User:pcappiel Frisby v. Schultz open open
User:Bric360 United States V. Mendenhall open open
User:Ghostsena Vasquez v. Hillery open open
User:Kmc23 Carey v. Population Services International open open
User:jzaizar Capitol Sq. Review and Advisory Board v. Pinette open open
User: Remcginty Deck v. Missouri open open
User:Klawrence408 Clark v. Martinez open open
User: jsprik Michael M. v. Superior Court of Sonoma County open open
User: apkinch United States v. Grimaud open open
User: Davidcaggiano Bounds v. Smith open open
User:Jbhorn74 Estelle v. Williams open open
User:jar2112 Smith v. California open open
User:epopp16 Wall Street and the Financial Crisis: Anatomy of a Financial Collapse open open
User:Daucoin13 Wainwright v. Witt open open
User:Sandler.Emma Stack v. Boyle open open
User:Pct914 Pennsylvania v. Mimms open open
User:Wfritz Williams et al. v. State of North Carolina open open
User:SOW93 Department of Justice v. Landano open open
User:Jarons21 Nixon v. General Services Administration open open
User:pfs33 United States v. Janis open open
User:ariana 1993 Secularism in Israel open open
User:vandijki11 Immigration and Naturalization Service v. Delgado open open
User:eelshrafi27 United States v. Valenzuela-Bernal open open
User:jromags M.L.B. v. S.L.J. open open
User:Cbelisle Clark v. C.C.N.V. open open
User:Cjmoriarty Lloyd Corp. v. Tanner open open
User:WillSnail County of Riverside v. McLaughlin open open

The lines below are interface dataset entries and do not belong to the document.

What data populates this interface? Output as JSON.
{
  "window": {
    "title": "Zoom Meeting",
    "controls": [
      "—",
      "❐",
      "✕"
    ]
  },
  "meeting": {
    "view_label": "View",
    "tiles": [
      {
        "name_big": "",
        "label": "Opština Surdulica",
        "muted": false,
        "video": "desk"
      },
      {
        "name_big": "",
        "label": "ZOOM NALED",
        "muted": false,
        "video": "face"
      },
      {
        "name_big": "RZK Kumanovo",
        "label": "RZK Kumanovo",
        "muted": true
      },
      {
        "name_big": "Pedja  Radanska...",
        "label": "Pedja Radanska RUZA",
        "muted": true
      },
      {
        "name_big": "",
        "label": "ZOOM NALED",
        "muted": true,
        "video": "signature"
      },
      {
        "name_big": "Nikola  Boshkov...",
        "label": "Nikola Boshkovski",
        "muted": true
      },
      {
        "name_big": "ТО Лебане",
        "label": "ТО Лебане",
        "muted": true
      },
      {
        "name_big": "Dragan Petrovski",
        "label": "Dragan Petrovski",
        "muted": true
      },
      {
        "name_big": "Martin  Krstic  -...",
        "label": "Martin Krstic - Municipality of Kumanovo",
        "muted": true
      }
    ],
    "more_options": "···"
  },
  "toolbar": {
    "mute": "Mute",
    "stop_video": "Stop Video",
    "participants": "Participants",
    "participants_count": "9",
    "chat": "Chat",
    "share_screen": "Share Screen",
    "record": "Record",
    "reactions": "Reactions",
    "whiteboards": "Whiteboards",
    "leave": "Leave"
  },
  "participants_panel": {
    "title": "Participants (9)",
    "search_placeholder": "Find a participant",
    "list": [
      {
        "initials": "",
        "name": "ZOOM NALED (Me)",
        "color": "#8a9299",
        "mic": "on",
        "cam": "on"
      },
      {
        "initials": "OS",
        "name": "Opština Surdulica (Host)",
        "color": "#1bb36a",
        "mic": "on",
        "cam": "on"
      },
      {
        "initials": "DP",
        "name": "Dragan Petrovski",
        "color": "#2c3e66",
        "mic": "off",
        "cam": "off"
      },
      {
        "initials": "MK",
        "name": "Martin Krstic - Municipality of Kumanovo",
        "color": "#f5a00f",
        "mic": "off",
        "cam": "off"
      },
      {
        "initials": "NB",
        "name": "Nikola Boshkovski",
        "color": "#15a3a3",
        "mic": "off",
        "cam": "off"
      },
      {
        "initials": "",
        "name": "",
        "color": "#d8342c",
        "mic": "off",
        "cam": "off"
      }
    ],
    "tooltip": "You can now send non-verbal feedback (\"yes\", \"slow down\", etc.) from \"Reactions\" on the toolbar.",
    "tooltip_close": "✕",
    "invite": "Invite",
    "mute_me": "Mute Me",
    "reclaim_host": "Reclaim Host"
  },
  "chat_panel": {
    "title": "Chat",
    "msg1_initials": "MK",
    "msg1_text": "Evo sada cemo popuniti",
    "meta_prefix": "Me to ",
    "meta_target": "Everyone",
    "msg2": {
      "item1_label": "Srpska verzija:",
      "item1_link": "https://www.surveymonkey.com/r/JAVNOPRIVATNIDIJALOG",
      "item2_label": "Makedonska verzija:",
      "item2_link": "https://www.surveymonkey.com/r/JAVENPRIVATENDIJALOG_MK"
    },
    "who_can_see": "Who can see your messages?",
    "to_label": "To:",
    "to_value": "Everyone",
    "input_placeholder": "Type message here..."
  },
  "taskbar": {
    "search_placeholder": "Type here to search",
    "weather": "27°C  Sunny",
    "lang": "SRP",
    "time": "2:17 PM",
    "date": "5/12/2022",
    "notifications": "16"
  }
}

Article banners

To mark each article the subject of a student project, add the following code at the top of the talk page for each article: {{ WAP assignment | course = Wikipedia:United States Education Program/Courses/Intro to Political Theory (Edward Erikson) | university = University of Massachusetts, Amherst | term = 2011 Q3 | project = WikiProject Politics }} That will result in the following banner (and make the articles easy to track):


Wikipedia contributions will be graded as follows:

  • 25%: Participation and Attendance
  • 25%: Wikipedia Article
  • 30%: Final Essay
  • 20%: Reading Responses


Add your username to the list here using the format for Example User below: